Recordings (selection)

Sun Ra recorded over 100 albums from 1956 to 1993. Some were released on his own label El Saturn , among many others, under the name Sun Ra and his Arkestra and numerous variants ( Sun Ra and his Solar Arkestra , Sun Ra and his Myth Science Arkestra etc.).

Studio albums

  • Jazz by Sun Ra (Sun Song) (1956, El Saturn, Delmark Records)
  • Super-Sonic Jazz (1956, El Saturn, Impulse!)
  • Sound of Joy (1957, Delmark Records)
  • Sun Ra Visits Planet Earth (1958, El Saturn, Impulse!)
  • Jazz in Silhouette (1958, El Saturn, Evidence)
  • The Nubians of Plutonia (1959, El Saturn, Impulse!)
  • Holiday for Soul Dance (1960, El Saturn, Evidence)
  • Angels and Demons at Play (1960, El Saturn)
  • The Futuristic Sounds of Sun Ra (1961, Savoy Records)
  • Fate in a Pleasant Mood (1961, El Saturn)
  • Bad and Beautiful (1961, Impulse!)
  • When Sun Comes Out (1963, El Saturn)
  • Cosmic Tones for Mental Therapy (1963, Poppydisk)
  • Other Planes of There (1964, Evidence)
  • The Heliocentric Worlds of Sun Ra, Vol. 1 (1965, ESP-Disk)
  • The Heliocentric Worlds of Sun Ra, Vol. 2 (1965, ESP-Disk)
  • Secrets of the Sun (1965, El Saturn)
  • Art Forms of Dimensions Tomorrow (1965, El Saturn)
  • The Magic City (1965, Evidence)
  • Strange Strings (1966, El Saturn)
  • Monorails and Satellites (1966, Evidence)
  • The Sensational Guitars of Dan and Dale: Batman and Robin (1966, Universe)
  • A Black Mass (1968, Son Boy)
  • Atlantis (1969, Evidence)
  • Blue Delight (1989, A&M Records)
  • Sun Ra Singles (1952–91, ed. 2016, Strut)
  • Thunder of the Gods (2017, Modern Harmonic)
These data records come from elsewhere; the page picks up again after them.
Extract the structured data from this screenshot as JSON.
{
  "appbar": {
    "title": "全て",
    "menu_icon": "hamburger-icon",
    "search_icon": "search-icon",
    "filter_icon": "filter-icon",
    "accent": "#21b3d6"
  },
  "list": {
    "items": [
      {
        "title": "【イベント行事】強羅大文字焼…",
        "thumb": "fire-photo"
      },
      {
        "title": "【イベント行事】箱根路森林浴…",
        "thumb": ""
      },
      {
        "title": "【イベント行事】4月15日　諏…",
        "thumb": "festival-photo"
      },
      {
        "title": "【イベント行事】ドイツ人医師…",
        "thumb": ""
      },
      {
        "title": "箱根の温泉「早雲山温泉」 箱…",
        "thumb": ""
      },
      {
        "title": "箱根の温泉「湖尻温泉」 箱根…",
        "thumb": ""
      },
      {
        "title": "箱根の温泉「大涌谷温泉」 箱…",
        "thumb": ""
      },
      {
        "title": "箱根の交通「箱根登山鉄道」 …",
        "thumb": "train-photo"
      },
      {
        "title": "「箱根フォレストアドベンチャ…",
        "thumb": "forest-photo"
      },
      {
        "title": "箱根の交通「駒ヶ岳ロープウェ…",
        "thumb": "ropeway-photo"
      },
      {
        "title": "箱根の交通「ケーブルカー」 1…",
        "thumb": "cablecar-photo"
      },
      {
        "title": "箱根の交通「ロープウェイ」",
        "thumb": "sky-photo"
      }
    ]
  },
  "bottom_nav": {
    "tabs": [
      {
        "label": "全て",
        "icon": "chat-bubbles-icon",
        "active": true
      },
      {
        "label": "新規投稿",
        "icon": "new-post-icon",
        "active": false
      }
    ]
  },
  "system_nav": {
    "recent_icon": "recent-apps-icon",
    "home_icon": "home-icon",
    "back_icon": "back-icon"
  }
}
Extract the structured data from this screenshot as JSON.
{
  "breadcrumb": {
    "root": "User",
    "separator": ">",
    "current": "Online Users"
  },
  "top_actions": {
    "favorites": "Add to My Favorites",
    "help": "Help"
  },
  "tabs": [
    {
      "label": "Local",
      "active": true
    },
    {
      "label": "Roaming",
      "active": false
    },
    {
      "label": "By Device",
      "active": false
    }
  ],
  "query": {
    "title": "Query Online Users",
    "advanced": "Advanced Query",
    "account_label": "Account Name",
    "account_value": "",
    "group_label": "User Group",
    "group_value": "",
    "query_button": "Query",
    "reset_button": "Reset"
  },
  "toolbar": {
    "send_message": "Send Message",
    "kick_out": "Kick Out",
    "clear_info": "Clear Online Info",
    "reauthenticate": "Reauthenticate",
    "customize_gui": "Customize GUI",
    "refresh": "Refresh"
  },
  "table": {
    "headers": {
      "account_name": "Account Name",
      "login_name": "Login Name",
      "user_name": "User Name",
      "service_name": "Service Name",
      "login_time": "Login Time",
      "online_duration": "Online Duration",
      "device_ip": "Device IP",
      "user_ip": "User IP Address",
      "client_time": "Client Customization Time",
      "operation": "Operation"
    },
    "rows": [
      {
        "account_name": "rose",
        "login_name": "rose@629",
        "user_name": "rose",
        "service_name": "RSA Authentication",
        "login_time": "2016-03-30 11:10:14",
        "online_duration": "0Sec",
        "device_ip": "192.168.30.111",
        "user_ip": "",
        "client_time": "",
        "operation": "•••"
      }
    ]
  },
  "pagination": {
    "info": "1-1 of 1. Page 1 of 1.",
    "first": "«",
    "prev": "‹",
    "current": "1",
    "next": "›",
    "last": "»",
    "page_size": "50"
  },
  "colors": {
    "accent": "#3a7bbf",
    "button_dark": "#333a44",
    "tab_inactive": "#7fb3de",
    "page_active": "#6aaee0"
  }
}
Live albums

  • Music from Tomorrow's World: Chicago 1960 (1960, Atavistic)
  • Featuring Pharoah Sanders & Black Harold (1964, ESP-Disk)
  • Nothing Is (1966, ESP disc)
  • Pictures of Infinity (1968, Black Lion)
  • Outer Spaceways Incorporated (1968, Black Lion)


  • John F. Szwed: Space Is The Place - The Lives and Times of Sun Ra , Pantheon Books, New York, 1997, ISBN 0-679-43589-1 (biography)
  • Hartmut Geerken , Bernhard Hefele: Omniverse Sun Ra , Waitawhile, D-82211 Wartaweil, 1994, private print (discography with color reproductions of the LP cover )
  • Robert Campbell, Chris Trent: The Earthly Recordings of Sun Ra, 2nd edition , Cadence Jazz Books, Northwood, NY, 2000, ISBN 1-881993-35-3 (extensive discography)
  • Hartmut Geerken (Ed.): Sun Ra, The Immeasurable Equation , Books on Demand, Norderstedt, 2005, ISBN 3-8334-2659-4 (Sun Ra's Lyrik)
  • Sun Ra. Interviews & Essays , edited by John Sinclair. Headpress, London 2010, ISBN 978-1-900486-72-9

Web links

Commons : Sun Ra  - Collection of Images

Individual evidence

  1. Dr. Jazz: Birmingham's jazz giant Sun Ra gets celebrated. JazzWeek, May 26, 2012, accessed January 28, 2020 .
  2. discography at